“The mitigation measures the proponents suggest to avoid impacts on whales are limited. Their Environmental Plan (EP) notes Marine Fauna Observers standing on seismic ships can only see whales in daylight and relatively calm weather conditions, while whales can stay underwater for extended periods of time. Sperm whales, which the EP notes occur in the area, can dive for up to an hour. Furthermore, the EP even notes that Passive Acoustic Monitoring listening devices are not ‘particularly reliable’ for monitoring baleen whales, including the endangered blue whale and southern right whale.
“The huge number of submissions opposing this destructive proposal sends a clear message that Australians overwhelmingly reject seismic blasting in our oceans.”
The EP notes there are 34 threatened or endangered species in the operational area, and there is always a resident population of whales in the proposed blasting zone, as well as whales passing through on their migration routes.
- Endangered blue whales are found in the seismic blasting zone throughout most of the year, with peak feeding season from January to June.
- Endangered southern right whale breeding and calving season in the area runs from April to October.
- Sei and minke whales feed in the blasting zone from November to May, while pygmy right whales feed in the area from September to February.
- Sperm whales have been recorded in the deep water areas of the blasting zone off the west coast of Tasmania, with the greatest number of sightings occurring in October and November.
TGS and SLB-Schlumberger previously lodged plans to seismic blast over 77,000 square kilometres in August 2022, but withdrew the application after a heavy public backlash. Schlumberger changed its name to SLB in November 2022 and has now become a silent partner in this latest proposal by removing its name from the application.

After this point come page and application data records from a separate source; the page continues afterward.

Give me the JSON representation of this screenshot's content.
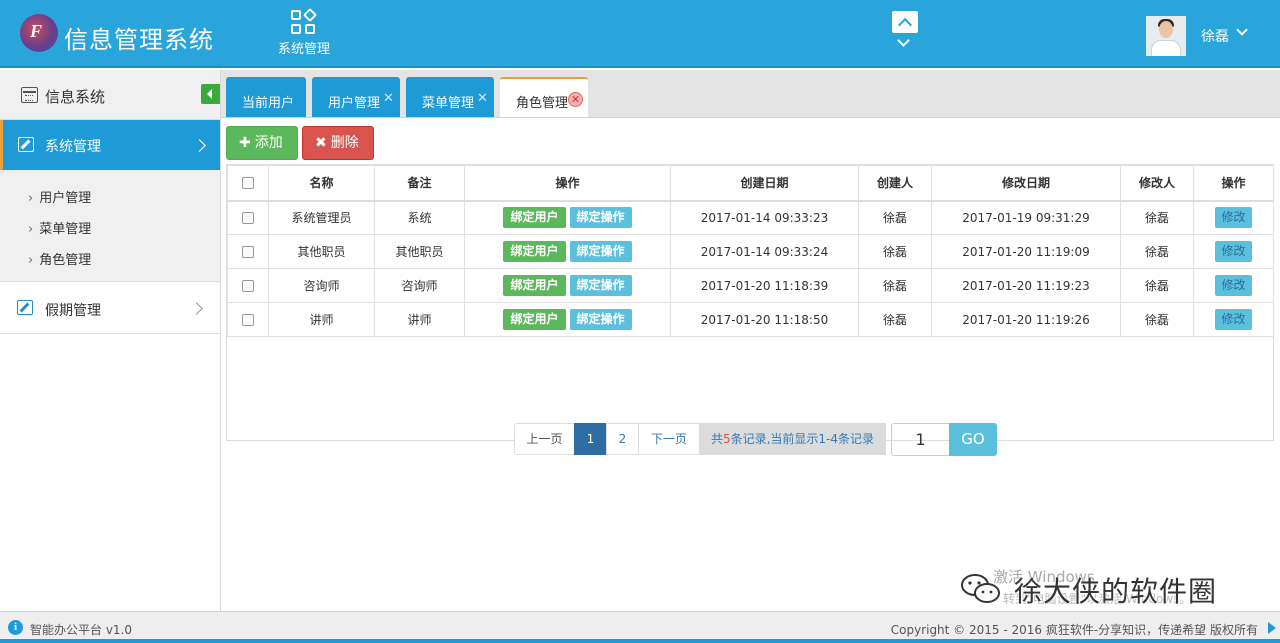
{
  "header": {
    "app_title": "信息管理系统",
    "module_label": "系统管理",
    "user_name": "徐磊"
  },
  "sidebar": {
    "group_label": "信息系统",
    "active_item": "系统管理",
    "sub_items": [
      "用户管理",
      "菜单管理",
      "角色管理"
    ],
    "item2": "假期管理"
  },
  "tabs": [
    {
      "label": "当前用户",
      "closable": false
    },
    {
      "label": "用户管理",
      "closable": true
    },
    {
      "label": "菜单管理",
      "closable": true
    },
    {
      "label": "角色管理",
      "closable": true,
      "active": true
    }
  ],
  "toolbar": {
    "add_label": "添加",
    "delete_label": "删除"
  },
  "table": {
    "columns": [
      "名称",
      "备注",
      "操作",
      "创建日期",
      "创建人",
      "修改日期",
      "修改人",
      "操作"
    ],
    "bind_user_label": "绑定用户",
    "bind_op_label": "绑定操作",
    "edit_label": "修改",
    "rows": [
      {
        "name": "系统管理员",
        "remark": "系统",
        "created": "2017-01-14 09:33:23",
        "creator": "徐磊",
        "modified": "2017-01-19 09:31:29",
        "modifier": "徐磊"
      },
      {
        "name": "其他职员",
        "remark": "其他职员",
        "created": "2017-01-14 09:33:24",
        "creator": "徐磊",
        "modified": "2017-01-20 11:19:09",
        "modifier": "徐磊"
      },
      {
        "name": "咨询师",
        "remark": "咨询师",
        "created": "2017-01-20 11:18:39",
        "creator": "徐磊",
        "modified": "2017-01-20 11:19:23",
        "modifier": "徐磊"
      },
      {
        "name": "讲师",
        "remark": "讲师",
        "created": "2017-01-20 11:18:50",
        "creator": "徐磊",
        "modified": "2017-01-20 11:19:26",
        "modifier": "徐磊"
      }
    ]
  },
  "pager": {
    "prev": "上一页",
    "pages": [
      "1",
      "2"
    ],
    "current": "1",
    "next": "下一页",
    "info_prefix": "共",
    "info_total": "5",
    "info_suffix": "条记录,当前显示1-4条记录",
    "page_input": "1",
    "go": "GO"
  },
  "watermark": {
    "activate": "激活 Windows",
    "activate_sub": "转到\"电脑设置\"以激活 Windows。",
    "brand": "徐大侠的软件圈"
  },
  "footer": {
    "version": "智能办公平台 v1.0",
    "copyright": "Copyright © 2015 - 2016 疯狂软件-分享知识，传递希望 版权所有"
  },
  "colors": {
    "primary": "#29a5dc",
    "success": "#5cb85c",
    "danger": "#d9534f",
    "info": "#5bc0de"
  }
}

SLB-Schlumberger was being investigated by NOPSEMA for possibly breaching conditions on a previous seismic blasting program nearby in 2020. NOPSEMA has not released details of the investigation, although a freedom-of-information search indicates the investigation is likely related to blue whales.
Ms Morris said: “It’s difficult to have faith in this process when the silent partner was being investigated for breaches of a previous blasting permit likely in relation to the endangered blue whale, which is again threatened by this latest proposal.
“TGS and Schlumberger-SLB have failed to meaningfully consult with relevant stakeholders as required by NOPSEMA’s Environment Regulations. They did not provide a draft Environment Plan for identified ‘relevant persons’, as part of consultation, resulting in presentations of vague plans with no details of mitigation measures for impacted threatened species, industries or communities.
“This EP needs to be refused outright as the impacts to our ocean environment and marine life have not been adequately considered, and measures to mitigate impacts have not been detailed.”